What the exercise asks: Down to the final line, reproduce the entries that follow exactly.

Dataset items
******
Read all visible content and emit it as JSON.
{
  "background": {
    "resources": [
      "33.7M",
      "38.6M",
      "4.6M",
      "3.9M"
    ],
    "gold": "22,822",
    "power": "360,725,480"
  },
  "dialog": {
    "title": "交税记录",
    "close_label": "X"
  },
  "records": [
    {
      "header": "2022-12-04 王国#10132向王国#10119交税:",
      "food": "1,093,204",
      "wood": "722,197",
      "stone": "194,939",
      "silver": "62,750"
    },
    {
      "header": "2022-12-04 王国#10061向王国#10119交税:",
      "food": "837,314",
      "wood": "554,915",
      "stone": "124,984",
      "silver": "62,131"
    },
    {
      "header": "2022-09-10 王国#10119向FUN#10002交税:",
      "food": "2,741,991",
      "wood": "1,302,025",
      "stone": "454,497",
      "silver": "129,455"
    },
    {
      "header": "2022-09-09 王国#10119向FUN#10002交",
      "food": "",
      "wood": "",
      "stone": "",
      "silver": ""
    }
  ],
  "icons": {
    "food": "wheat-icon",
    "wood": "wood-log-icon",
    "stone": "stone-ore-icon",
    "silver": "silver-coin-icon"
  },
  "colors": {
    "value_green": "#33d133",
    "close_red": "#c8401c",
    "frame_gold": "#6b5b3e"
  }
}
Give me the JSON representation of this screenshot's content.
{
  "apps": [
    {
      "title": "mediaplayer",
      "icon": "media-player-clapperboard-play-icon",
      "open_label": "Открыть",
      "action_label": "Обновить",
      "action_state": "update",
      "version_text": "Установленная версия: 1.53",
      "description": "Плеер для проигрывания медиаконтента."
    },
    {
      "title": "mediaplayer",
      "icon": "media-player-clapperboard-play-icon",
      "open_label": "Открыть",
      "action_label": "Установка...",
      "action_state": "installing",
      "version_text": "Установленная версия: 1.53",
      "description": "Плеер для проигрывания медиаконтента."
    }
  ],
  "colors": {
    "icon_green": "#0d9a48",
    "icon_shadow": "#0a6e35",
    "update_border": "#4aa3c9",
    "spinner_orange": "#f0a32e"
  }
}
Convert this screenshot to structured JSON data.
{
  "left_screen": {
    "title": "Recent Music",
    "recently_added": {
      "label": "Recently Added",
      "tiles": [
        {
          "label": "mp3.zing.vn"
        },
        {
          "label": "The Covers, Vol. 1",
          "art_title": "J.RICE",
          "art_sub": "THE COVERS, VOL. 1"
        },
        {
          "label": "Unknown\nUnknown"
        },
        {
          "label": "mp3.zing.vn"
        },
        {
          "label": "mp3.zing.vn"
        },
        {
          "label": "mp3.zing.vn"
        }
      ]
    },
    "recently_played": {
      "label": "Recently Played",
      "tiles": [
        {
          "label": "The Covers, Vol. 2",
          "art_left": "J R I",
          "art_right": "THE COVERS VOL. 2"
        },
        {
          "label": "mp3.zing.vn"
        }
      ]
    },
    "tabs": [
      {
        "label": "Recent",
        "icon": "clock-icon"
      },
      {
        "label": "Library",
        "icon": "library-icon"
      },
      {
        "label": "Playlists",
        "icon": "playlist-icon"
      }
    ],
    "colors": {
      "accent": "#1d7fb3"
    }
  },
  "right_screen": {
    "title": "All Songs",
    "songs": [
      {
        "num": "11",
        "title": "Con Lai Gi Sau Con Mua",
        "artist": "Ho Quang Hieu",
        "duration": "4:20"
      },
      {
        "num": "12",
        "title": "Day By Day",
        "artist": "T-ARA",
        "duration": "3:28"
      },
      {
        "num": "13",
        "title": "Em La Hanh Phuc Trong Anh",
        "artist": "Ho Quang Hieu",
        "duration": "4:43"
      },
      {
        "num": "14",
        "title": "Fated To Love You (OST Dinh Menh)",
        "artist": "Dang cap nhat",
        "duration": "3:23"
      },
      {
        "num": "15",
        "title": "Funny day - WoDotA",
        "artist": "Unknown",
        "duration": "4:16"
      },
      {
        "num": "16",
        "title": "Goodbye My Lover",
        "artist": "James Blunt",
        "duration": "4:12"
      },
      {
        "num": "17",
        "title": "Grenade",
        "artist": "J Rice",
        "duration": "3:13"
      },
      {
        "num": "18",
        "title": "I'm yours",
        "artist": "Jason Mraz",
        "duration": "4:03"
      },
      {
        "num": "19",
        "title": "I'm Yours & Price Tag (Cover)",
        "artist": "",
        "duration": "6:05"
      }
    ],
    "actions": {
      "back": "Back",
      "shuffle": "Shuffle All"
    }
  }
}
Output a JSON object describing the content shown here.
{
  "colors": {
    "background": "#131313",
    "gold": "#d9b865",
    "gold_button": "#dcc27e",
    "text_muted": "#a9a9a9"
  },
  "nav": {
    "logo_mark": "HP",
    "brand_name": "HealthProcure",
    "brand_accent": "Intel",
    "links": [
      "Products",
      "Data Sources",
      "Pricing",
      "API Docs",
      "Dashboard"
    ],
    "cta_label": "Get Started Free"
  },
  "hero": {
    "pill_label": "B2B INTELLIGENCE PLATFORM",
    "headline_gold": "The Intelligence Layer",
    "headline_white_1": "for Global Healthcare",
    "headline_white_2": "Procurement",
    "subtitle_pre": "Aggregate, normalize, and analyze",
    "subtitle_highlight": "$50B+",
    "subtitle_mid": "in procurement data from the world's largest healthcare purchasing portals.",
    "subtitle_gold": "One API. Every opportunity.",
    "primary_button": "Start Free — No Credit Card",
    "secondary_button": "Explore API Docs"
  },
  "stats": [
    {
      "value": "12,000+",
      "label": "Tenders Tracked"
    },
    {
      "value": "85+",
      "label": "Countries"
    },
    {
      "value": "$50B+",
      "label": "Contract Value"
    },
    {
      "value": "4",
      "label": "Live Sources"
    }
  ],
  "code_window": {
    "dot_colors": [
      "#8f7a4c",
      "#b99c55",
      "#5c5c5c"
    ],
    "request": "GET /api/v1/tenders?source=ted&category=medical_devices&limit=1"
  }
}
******
Response:
Read all visible content and emit it as JSON.
{
  "background": {
    "resources": [
      "33.7M",
      "38.6M",
      "4.6M",
      "3.9M"
    ],
    "gold": "22,822",
    "power": "360,725,480"
  },
  "dialog": {
    "title": "交税记录",
    "close_label": "X"
  },
  "records": [
    {
      "header": "2022-12-04 王国#10132向王国#10119交税:",
      "food": "1,093,204",
      "wood": "722,197",
      "stone": "194,939",
      "silver": "62,750"
    },
    {
      "header": "2022-12-04 王国#10061向王国#10119交税:",
      "food": "837,314",
      "wood": "554,915",
      "stone": "124,984",
      "silver": "62,131"
    },
    {
      "header": "2022-09-10 王国#10119向FUN#10002交税:",
      "food": "2,741,991",
      "wood": "1,302,025",
      "stone": "454,497",
      "silver": "129,455"
    },
    {
      "header": "2022-09-09 王国#10119向FUN#10002交",
      "food": "",
      "wood": "",
      "stone": "",
      "silver": ""
    }
  ],
  "icons": {
    "food": "wheat-icon",
    "wood": "wood-log-icon",
    "stone": "stone-ore-icon",
    "silver": "silver-coin-icon"
  },
  "colors": {
    "value_green": "#33d133",
    "close_red": "#c8401c",
    "frame_gold": "#6b5b3e"
  }
}
Give me the JSON representation of this screenshot's content.
{
  "apps": [
    {
      "title": "mediaplayer",
      "icon": "media-player-clapperboard-play-icon",
      "open_label": "Открыть",
      "action_label": "Обновить",
      "action_state": "update",
      "version_text": "Установленная версия: 1.53",
      "description": "Плеер для проигрывания медиаконтента."
    },
    {
      "title": "mediaplayer",
      "icon": "media-player-clapperboard-play-icon",
      "open_label": "Открыть",
      "action_label": "Установка...",
      "action_state": "installing",
      "version_text": "Установленная версия: 1.53",
      "description": "Плеер для проигрывания медиаконтента."
    }
  ],
  "colors": {
    "icon_green": "#0d9a48",
    "icon_shadow": "#0a6e35",
    "update_border": "#4aa3c9",
    "spinner_orange": "#f0a32e"
  }
}
Convert this screenshot to structured JSON data.
{
  "left_screen": {
    "title": "Recent Music",
    "recently_added": {
      "label": "Recently Added",
      "tiles": [
        {
          "label": "mp3.zing.vn"
        },
        {
          "label": "The Covers, Vol. 1",
          "art_title": "J.RICE",
          "art_sub": "THE COVERS, VOL. 1"
        },
        {
          "label": "Unknown\nUnknown"
        },
        {
          "label": "mp3.zing.vn"
        },
        {
          "label": "mp3.zing.vn"
        },
        {
          "label": "mp3.zing.vn"
        }
      ]
    },
    "recently_played": {
      "label": "Recently Played",
      "tiles": [
        {
          "label": "The Covers, Vol. 2",
          "art_left": "J R I",
          "art_right": "THE COVERS VOL. 2"
        },
        {
          "label": "mp3.zing.vn"
        }
      ]
    },
    "tabs": [
      {
        "label": "Recent",
        "icon": "clock-icon"
      },
      {
        "label": "Library",
        "icon": "library-icon"
      },
      {
        "label": "Playlists",
        "icon": "playlist-icon"
      }
    ],
    "colors": {
      "accent": "#1d7fb3"
    }
  },
  "right_screen": {
    "title": "All Songs",
    "songs": [
      {
        "num": "11",
        "title": "Con Lai Gi Sau Con Mua",
        "artist": "Ho Quang Hieu",
        "duration": "4:20"
      },
      {
        "num": "12",
        "title": "Day By Day",
        "artist": "T-ARA",
        "duration": "3:28"
      },
      {
        "num": "13",
        "title": "Em La Hanh Phuc Trong Anh",
        "artist": "Ho Quang Hieu",
        "duration": "4:43"
      },
      {
        "num": "14",
        "title": "Fated To Love You (OST Dinh Menh)",
        "artist": "Dang cap nhat",
        "duration": "3:23"
      },
      {
        "num": "15",
        "title": "Funny day - WoDotA",
        "artist": "Unknown",
        "duration": "4:16"
      },
      {
        "num": "16",
        "title": "Goodbye My Lover",
        "artist": "James Blunt",
        "duration": "4:12"
      },
      {
        "num": "17",
        "title": "Grenade",
        "artist": "J Rice",
        "duration": "3:13"
      },
      {
        "num": "18",
        "title": "I'm yours",
        "artist": "Jason Mraz",
        "duration": "4:03"
      },
      {
        "num": "19",
        "title": "I'm Yours & Price Tag (Cover)",
        "artist": "",
        "duration": "6:05"
      }
    ],
    "actions": {
      "back": "Back",
      "shuffle": "Shuffle All"
    }
  }
}
Output a JSON object describing the content shown here.
{
  "colors": {
    "background": "#131313",
    "gold": "#d9b865",
    "gold_button": "#dcc27e",
    "text_muted": "#a9a9a9"
  },
  "nav": {
    "logo_mark": "HP",
    "brand_name": "HealthProcure",
    "brand_accent": "Intel",
    "links": [
      "Products",
      "Data Sources",
      "Pricing",
      "API Docs",
      "Dashboard"
    ],
    "cta_label": "Get Started Free"
  },
  "hero": {
    "pill_label": "B2B INTELLIGENCE PLATFORM",
    "headline_gold": "The Intelligence Layer",
    "headline_white_1": "for Global Healthcare",
    "headline_white_2": "Procurement",
    "subtitle_pre": "Aggregate, normalize, and analyze",
    "subtitle_highlight": "$50B+",
    "subtitle_mid": "in procurement data from the world's largest healthcare purchasing portals.",
    "subtitle_gold": "One API. Every opportunity.",
    "primary_button": "Start Free — No Credit Card",
    "secondary_button": "Explore API Docs"
  },
  "stats": [
    {
      "value": "12,000+",
      "label": "Tenders Tracked"
    },
    {
      "value": "85+",
      "label": "Countries"
    },
    {
      "value": "$50B+",
      "label": "Contract Value"
    },
    {
      "value": "4",
      "label": "Live Sources"
    }
  ],
  "code_window": {
    "dot_colors": [
      "#8f7a4c",
      "#b99c55",
      "#5c5c5c"
    ],
    "request": "GET /api/v1/tenders?source=ted&category=medical_devices&limit=1"
  }
}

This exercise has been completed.